▸ Exercise goal
Go through the entries below and count the lines where "message" occurs. Give nothing but that number.

▸ Entries from a dataset of interfaces
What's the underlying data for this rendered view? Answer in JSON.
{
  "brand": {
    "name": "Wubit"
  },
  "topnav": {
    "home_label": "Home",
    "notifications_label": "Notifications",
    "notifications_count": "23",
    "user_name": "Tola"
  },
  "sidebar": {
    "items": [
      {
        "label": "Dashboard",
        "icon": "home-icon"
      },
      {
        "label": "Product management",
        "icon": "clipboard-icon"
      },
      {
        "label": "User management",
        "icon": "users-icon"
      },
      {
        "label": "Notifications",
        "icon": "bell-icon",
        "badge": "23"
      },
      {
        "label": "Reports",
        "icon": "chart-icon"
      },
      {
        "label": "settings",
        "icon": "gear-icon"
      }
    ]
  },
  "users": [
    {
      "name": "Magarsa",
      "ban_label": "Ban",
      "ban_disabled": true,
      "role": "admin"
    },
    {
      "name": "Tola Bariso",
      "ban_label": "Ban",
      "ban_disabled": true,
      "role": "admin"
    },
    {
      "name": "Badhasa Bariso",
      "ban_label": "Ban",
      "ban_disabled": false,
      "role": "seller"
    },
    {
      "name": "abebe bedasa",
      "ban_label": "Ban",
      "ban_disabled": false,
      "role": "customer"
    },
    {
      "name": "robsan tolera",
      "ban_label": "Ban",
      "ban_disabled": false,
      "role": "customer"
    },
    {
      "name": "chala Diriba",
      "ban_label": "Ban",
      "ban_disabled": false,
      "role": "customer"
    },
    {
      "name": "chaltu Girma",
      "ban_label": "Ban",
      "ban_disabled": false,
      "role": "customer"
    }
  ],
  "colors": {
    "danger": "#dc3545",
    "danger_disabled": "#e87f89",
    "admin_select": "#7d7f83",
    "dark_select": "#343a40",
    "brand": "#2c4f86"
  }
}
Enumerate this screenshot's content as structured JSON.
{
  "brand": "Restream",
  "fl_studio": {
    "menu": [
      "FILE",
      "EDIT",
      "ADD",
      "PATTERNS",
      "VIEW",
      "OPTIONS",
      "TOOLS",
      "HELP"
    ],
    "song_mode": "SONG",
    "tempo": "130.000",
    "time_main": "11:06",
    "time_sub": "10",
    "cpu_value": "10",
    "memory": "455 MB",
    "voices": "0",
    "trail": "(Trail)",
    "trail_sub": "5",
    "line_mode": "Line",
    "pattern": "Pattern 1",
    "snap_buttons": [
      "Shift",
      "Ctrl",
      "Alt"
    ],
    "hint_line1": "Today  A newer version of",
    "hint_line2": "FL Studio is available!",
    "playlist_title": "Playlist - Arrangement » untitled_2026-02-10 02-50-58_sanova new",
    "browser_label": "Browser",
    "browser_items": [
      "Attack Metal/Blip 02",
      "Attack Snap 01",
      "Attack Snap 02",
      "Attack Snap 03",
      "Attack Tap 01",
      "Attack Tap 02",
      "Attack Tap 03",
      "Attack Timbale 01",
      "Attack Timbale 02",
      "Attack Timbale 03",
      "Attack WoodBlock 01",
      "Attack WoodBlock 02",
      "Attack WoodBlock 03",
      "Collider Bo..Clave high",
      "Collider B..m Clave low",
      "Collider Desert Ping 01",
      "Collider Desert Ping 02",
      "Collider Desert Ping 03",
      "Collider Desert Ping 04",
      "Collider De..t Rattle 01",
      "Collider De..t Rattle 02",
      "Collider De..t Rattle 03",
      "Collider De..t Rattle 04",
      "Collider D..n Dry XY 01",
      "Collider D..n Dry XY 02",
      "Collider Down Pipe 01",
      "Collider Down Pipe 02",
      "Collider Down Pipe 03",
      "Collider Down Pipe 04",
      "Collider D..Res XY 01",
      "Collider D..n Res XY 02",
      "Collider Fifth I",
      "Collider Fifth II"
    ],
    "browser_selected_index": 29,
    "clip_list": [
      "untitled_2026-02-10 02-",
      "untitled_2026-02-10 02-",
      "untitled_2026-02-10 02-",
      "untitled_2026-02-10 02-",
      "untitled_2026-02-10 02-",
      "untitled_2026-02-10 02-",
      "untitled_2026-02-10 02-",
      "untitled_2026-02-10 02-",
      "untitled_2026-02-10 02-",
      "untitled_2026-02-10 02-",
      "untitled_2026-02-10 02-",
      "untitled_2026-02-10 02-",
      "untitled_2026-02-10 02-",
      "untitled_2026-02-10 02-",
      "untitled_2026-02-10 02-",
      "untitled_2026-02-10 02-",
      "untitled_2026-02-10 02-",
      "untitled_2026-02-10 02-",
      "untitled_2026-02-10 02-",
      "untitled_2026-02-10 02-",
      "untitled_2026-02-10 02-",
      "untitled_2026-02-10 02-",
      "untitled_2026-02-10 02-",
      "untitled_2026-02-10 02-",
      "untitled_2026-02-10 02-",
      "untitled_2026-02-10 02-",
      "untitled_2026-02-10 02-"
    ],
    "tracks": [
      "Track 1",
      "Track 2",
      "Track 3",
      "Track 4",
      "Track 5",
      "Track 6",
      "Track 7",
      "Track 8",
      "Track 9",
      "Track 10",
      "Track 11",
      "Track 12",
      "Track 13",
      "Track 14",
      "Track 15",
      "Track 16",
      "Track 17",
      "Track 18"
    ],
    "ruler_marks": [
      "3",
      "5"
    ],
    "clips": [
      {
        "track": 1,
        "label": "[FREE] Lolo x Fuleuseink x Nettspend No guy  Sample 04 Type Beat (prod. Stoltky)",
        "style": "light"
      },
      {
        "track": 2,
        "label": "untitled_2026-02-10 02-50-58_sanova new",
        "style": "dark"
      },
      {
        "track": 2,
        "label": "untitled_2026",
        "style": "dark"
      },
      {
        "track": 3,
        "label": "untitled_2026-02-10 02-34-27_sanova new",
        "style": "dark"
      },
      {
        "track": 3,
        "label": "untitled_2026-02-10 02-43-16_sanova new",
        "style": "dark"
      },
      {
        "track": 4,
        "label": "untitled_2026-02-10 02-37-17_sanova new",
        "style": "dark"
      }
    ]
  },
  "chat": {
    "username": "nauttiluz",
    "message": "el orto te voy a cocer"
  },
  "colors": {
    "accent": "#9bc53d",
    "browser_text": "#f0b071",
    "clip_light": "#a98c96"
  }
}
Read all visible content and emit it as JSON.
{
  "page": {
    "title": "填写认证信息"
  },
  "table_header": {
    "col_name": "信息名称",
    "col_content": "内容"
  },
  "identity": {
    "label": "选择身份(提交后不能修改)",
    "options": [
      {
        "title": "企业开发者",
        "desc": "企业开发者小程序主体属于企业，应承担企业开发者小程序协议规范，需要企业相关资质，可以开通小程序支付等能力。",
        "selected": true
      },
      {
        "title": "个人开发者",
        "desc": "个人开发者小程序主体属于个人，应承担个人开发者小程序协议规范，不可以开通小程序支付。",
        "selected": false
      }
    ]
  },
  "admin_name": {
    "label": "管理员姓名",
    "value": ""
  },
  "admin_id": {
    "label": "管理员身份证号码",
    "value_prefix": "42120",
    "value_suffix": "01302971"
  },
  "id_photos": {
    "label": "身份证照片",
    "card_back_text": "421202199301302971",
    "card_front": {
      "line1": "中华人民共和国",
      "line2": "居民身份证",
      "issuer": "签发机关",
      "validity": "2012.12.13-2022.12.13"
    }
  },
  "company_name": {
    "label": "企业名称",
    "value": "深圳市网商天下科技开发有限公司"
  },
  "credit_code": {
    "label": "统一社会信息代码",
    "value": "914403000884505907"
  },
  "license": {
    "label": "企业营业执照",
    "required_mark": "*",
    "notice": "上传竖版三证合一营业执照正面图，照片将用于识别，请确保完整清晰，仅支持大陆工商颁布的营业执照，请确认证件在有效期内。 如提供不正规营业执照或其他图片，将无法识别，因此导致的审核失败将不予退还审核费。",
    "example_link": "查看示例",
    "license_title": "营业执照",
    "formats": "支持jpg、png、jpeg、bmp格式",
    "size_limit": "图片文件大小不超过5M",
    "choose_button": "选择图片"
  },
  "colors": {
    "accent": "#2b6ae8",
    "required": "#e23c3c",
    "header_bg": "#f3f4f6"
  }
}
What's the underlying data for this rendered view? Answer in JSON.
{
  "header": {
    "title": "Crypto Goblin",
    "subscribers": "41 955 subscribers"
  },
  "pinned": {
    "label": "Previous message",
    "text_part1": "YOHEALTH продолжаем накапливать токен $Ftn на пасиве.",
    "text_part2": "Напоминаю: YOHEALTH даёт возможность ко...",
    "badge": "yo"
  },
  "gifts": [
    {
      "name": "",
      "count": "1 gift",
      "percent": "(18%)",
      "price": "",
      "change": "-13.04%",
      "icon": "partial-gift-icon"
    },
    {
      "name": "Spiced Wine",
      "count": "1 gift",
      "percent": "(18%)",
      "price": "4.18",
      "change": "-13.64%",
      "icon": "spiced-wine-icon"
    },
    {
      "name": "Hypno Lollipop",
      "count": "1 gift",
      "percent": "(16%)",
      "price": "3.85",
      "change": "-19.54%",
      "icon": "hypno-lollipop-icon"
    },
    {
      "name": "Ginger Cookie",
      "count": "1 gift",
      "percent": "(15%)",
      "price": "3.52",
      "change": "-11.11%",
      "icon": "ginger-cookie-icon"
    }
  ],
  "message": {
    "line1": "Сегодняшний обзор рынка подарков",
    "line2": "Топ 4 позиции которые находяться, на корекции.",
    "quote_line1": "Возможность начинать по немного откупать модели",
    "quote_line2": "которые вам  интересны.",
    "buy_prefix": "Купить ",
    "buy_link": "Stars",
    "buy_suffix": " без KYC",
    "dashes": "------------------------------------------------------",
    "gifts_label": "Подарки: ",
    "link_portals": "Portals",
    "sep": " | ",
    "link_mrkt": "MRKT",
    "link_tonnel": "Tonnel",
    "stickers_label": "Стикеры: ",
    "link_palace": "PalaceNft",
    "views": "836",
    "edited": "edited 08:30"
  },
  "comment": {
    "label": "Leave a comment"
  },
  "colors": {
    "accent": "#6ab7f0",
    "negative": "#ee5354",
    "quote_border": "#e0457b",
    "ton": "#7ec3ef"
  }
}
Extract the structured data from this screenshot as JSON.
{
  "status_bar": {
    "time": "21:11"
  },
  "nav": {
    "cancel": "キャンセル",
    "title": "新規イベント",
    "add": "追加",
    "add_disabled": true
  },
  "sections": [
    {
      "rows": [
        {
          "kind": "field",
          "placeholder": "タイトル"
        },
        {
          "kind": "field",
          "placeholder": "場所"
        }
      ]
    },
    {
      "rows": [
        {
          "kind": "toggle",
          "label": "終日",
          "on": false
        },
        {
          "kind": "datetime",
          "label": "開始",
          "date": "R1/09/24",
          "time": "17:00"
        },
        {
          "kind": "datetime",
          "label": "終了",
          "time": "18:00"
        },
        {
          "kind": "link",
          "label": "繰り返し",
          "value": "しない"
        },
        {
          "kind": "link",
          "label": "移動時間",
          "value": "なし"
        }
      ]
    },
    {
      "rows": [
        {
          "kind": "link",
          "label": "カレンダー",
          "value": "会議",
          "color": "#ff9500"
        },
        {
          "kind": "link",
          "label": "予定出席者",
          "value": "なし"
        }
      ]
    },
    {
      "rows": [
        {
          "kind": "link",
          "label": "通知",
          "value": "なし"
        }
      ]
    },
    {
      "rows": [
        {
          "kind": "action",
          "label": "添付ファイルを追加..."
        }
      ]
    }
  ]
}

▸ Worked solution
3